Freedom of Movement in the EU, but not VOTES.
Since the 1980s there has been freedom of movement within the EU. In other words you can move to any other country of the EU to live, to work, or retire. Unfortunately that does not mean that you can always still vote in your country of origin – especially if you are a British citizen. After 15 years abroad you are stripped of your right to vote.
Political Representation and Voting is a major route to justice. It is the bastion of a free society. Great numbers of Britons who live abroad have considerable links with Britain and its governance. In Euroland - countries, about 3.5% of all British State pensioners, aproximately 450,000, have moved to live out their retirement.. Elsewhere beyond the UK there are another 1 million. In total over 9% live outside the UK. They all are dependent on the UK for income. Nearly all carry strong ties with UK and are dependent on the Government, and its decisions, but allows for no form of consultation with them. There is no Representation.

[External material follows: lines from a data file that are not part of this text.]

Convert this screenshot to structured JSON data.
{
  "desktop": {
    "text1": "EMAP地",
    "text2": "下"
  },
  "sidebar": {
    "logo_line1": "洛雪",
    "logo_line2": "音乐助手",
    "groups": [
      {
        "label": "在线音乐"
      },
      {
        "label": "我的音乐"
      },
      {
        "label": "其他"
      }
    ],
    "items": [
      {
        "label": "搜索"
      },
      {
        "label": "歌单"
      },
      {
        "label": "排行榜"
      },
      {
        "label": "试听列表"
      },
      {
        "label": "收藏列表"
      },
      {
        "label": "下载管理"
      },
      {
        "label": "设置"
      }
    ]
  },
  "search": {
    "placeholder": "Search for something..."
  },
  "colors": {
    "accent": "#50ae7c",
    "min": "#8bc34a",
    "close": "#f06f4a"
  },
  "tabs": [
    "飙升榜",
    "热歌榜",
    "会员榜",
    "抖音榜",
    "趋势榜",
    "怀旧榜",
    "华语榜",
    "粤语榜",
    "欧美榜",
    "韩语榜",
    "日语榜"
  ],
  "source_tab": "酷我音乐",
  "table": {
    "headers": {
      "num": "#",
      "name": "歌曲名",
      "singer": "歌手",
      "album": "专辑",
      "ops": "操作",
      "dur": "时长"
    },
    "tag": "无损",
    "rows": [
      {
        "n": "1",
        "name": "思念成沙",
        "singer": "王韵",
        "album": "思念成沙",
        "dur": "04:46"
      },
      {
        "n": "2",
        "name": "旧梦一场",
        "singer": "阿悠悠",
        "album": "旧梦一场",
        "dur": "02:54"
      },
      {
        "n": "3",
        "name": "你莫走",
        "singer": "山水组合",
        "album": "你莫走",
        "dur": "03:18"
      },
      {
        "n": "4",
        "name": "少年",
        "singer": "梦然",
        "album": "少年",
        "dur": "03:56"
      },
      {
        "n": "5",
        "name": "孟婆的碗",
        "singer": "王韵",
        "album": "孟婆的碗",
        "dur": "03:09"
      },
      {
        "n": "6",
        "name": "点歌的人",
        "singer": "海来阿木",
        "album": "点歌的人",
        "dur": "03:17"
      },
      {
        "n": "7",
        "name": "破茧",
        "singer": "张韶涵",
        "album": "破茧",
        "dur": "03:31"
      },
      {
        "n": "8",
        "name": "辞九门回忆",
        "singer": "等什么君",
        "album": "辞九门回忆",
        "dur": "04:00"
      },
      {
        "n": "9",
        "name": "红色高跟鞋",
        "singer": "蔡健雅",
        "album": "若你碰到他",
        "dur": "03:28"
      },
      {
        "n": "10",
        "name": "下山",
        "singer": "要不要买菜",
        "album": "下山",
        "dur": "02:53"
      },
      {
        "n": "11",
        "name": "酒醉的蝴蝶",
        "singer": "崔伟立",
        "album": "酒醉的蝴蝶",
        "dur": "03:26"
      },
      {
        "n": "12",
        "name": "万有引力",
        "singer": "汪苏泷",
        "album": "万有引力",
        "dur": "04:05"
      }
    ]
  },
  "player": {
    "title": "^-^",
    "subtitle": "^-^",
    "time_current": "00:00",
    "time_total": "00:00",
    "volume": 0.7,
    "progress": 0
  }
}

After 15 years abroad, the Briton Abroad has no opportunity to vote for any MP at Westminster. Before that time limit, the expatriate can vote for an MP in the constituency where he last lived. . The Representation before 15 years is at least an embryonic form of political representation. Registration to vote can be cumbersome and difficult. The registration form to be filled each year is several pages long, and failure to register makes it appear that the Briton Abroad does not care. Of course they care. They run parties on the Queen's Jubilee. They argue the case for Britain with their neighbours. They are Ambassadors for Britain.
Thanks to modern communications in today's wired-up world, British citizens overseas, despite being disenfranchised, can remain as well informed on national and international issues impacting the UK as the Briton who has remained within the UK.
A European at heart, who is fluent in Dutch and Spanish, Nick Clegg, our Deputy Prime Minister, considers that if the expatriate wants to be politically active then he should take out the nationality of his host country, and vote there. He can't be serious! But he is.
A passionate debate is almost certain to commence in the House of Lords on 23rd October, in which it is certain that Lord Lexden (Conservative) will table an amendment to remove the 15 year limit on the voting rights of all expatriates. When the Bill was before the Commons, a very similar amendment was introduced by Geoffrey Clifton-Brown, MP (Cotswolds) Pressure from the Liberal Democrat leadership, caused him to remove it. What are they frightened of? For many years our politicians have said that they are worried that voters are lacking interest in politics, and yet here are voters who want the vote, and are being constantly denied it. Lord Lipsey (liberal) being one of the loudest in his “long held view” that ex pats should not have the vote.
Contact some peers. Tell them what you think. Send them an e mail with your feelings. Here are your contact points.
Leader of the Labour Party in the Lords -- Baroness Royall - firstname.lastname@example.org